Canine munches down caffeine pills


As we enter finals season, caffeine may be a necessity for students but a danger to pets

Cooper, a wire fox terrier, was rushed to the emergency room after ingesting some his owners caffeine pill (Image courtesy of Pet Poison Helpline)

Cooper, a wire fox terrier, was rushed to the emergency room after ingesting some his owners caffeine pill (Image courtesy of Pet Poison Helpline)

Whether it's a student studying for finals or even just a veterinary professional who needs a steady supply of caffeine, there will most likely be an increased supply of caffeine nearby. However, in its latest installment of Pet Poison Helpline's "Toxin Tails," the team is warning caffeine consumers that the energy boost it gives humans is not the same for cats and dogs, as they are more sensitive to the effects of the stimulant.

“So many products contain caffeine at various strengths, that it’s difficult to know when something is dangerous,” said Renee Schmid, DVM, DABT, DABVT, a senior veterinary toxicologist at Pet Poison Helpline, in an organizational release.1 “The reactions that humans feel from consuming caffeine, such as an increased heart rate, are intensified in pets. In addition to an increased heart rate, if the dose is too high, caffeine can lead to an elevated blood pressure, abnormal heart rhythm, tremors, seizures, and in extreme cases, death.”

According to dog owner, Becky Maxwell from the Atlanta area, her husband Keith is the last person on the planet that still takes caffeine pills every morning. She shared that Keith had recently purchased a new package his caffeine pills and left them in the box, within a plastic bag, and on top of their kitchen counter. Despite being what they thought was out of reach for Cooper, the couple’s wire fox terrier, he managed to get the box out of the bag, tear it open, and chew the pill pack open. The couple found the ripped packaging as well as several pieces of pills, but they were unclear how much Cooper had ingested.1

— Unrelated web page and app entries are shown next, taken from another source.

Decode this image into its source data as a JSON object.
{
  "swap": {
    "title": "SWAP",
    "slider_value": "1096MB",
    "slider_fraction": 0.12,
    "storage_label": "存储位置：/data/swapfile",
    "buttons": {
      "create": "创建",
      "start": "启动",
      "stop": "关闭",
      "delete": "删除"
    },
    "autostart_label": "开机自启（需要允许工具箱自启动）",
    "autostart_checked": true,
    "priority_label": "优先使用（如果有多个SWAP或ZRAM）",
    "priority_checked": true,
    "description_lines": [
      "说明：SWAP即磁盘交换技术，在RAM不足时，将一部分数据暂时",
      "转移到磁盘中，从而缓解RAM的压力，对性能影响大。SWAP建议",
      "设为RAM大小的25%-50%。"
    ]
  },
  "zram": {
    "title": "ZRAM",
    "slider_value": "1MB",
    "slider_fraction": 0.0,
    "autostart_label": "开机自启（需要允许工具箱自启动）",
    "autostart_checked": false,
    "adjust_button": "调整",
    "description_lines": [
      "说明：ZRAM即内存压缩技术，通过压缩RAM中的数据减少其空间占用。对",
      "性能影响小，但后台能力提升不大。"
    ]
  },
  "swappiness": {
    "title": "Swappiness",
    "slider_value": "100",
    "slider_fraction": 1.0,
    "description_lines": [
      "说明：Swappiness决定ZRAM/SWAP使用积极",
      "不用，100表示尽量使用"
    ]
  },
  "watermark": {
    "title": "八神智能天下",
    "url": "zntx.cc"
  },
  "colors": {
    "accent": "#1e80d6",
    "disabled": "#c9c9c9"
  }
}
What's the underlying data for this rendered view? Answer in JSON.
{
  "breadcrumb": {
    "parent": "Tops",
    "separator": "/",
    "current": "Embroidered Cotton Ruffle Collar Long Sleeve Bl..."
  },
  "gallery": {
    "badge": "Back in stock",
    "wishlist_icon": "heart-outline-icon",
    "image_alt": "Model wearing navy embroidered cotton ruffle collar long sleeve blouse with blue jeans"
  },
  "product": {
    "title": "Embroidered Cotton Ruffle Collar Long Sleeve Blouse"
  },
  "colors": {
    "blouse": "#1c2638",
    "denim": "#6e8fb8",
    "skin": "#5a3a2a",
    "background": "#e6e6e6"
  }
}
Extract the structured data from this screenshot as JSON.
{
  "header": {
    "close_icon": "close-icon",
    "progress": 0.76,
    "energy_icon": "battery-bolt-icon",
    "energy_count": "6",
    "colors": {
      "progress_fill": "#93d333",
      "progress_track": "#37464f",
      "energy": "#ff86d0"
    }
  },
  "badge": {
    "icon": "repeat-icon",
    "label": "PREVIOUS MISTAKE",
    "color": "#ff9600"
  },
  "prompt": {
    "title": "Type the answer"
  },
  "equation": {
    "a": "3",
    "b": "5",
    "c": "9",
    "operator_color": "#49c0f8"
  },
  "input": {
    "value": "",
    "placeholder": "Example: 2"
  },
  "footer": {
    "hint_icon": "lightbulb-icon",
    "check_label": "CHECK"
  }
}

Worried, Becky and Keith rushed Cooper to Veterinary Emergency Group (VEG) in Alpharetta, Georgia and its emergency medical team called Pet Poison Helpline.

“We are quite often the next call the veterinarian asks the pet owner to make after a pet eats something potentially toxic,” explained Schmid. “Most veterinary hospitals in the US don’t have toxicologists on staff to treat patients, so many rely on our expertise to help them diagnose and treat poisoning cases.”

The amount of caffeine that is in less than one of those tablets was enough to cause a poisoning concern for Cooper, especially the fact he likely ingested multiple pills, and made him at high risk to develop severe signs. By the time Becky and Keith got him to VEG, he had an elevated heart rate and was hyperactive. According to the release,1 the emergency team gave him a sedative to calm him down as well as an anti-emetic to help avoid any vomiting with aspiration because of his neurologic status.

Cooper was placed on IV fluids and was given diligent nursing care, plus his treating veterinarian advised to give anticonvulsants if seizures developed and methocarbamol for tremors. He was able to return home the following day after spending a night being monitored and cared for by the team at VEG.

“The folks at VEG were very compassionate, and allowed us in the treatment area rather than making us wait in the lobby. It really helped calm us down,” Becky added.1 “We also really appreciate how quickly Pet Poison Helpline communicated with the hospital. It allowed them to work on Cooper almost immediately.”

Cooper was successfully treated for what he ingested and his owners know have a better understanding of the dangers of caffeine ingestion for pets, and that some breeds are more likely to get into trouble than others.

“We’ve had dogs our entire adult lives, but never a terrier,” Becky concluded. “They get into everything. It’s like having a toddler.”


Caffeine can be poisonous to pets. News release. Pet Poison Helpline. May 8, 2024. Accessed May 8, 2024.

Related Videos
Cat and lilies
Renee Schmid, DVM
Related Content
© 2024 MJH Life Sciences

All rights reserved.